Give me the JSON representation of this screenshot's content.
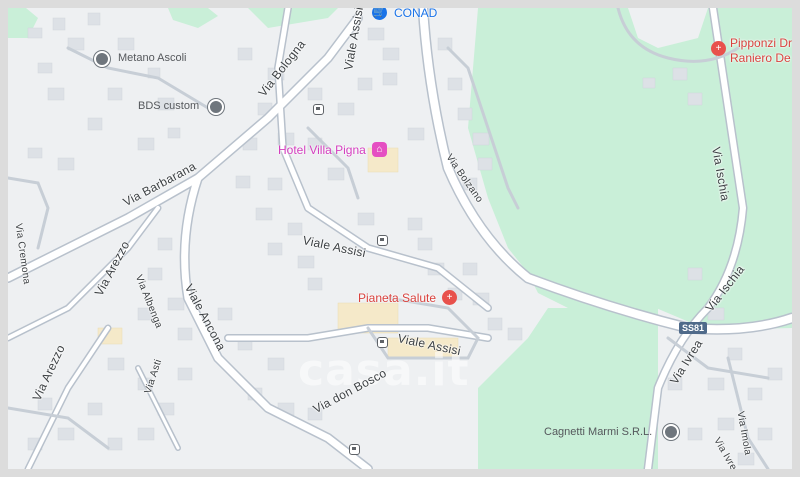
{
  "map": {
    "colors": {
      "park": "#c9efd8",
      "base": "#eef0f2",
      "road": "#ffffff",
      "road_edge": "#b8c1cc",
      "building": "#dde1e6",
      "poi_red": "#e8514c",
      "poi_pink": "#e54fc2",
      "poi_blue": "#1a73e8"
    },
    "pois": [
      {
        "name": "CONAD",
        "icon": "shopping-cart-icon",
        "color": "#1a73e8"
      },
      {
        "name": "Hotel Villa Pigna",
        "icon": "hotel-bed-icon",
        "color": "#d43fbf"
      },
      {
        "name": "Pianeta Salute",
        "icon": "medical-icon",
        "color": "#d9423e"
      },
      {
        "name": "Pipponzi Dr",
        "icon": "medical-icon",
        "color": "#d9423e"
      },
      {
        "name": "Raniero De",
        "icon": "",
        "color": "#d9423e"
      },
      {
        "name": "Metano Ascoli",
        "icon": "place-dot-icon",
        "color": "#55585c"
      },
      {
        "name": "BDS custom",
        "icon": "place-dot-icon",
        "color": "#55585c"
      },
      {
        "name": "Cagnetti Marmi S.R.L.",
        "icon": "place-dot-icon",
        "color": "#55585c"
      }
    ],
    "streets": [
      "Via Bologna",
      "Viale Assisi",
      "Via Barbarana",
      "Via Cremona",
      "Via Bolzano",
      "Via Ischia",
      "Viale Assisi",
      "Viale Assisi",
      "Via Arezzo",
      "Via Albenga",
      "Viale Ancona",
      "Via Arezzo",
      "Via Asti",
      "Via don Bosco",
      "Via Ischia",
      "Via Ivrea",
      "Via Imola",
      "Via Ivrea"
    ],
    "route_shield": "SS81",
    "watermark": "casa.it"
  }
}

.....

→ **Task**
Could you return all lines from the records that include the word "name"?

→ **Completed task**
        "name": "CONAD",
        "name": "Hotel Villa Pigna",
        "name": "Pianeta Salute",
        "name": "Pipponzi Dr",
        "name": "Raniero De",
        "name": "Metano Ascoli",
        "name": "BDS custom",
        "name": "Cagnetti Marmi S.R.L.",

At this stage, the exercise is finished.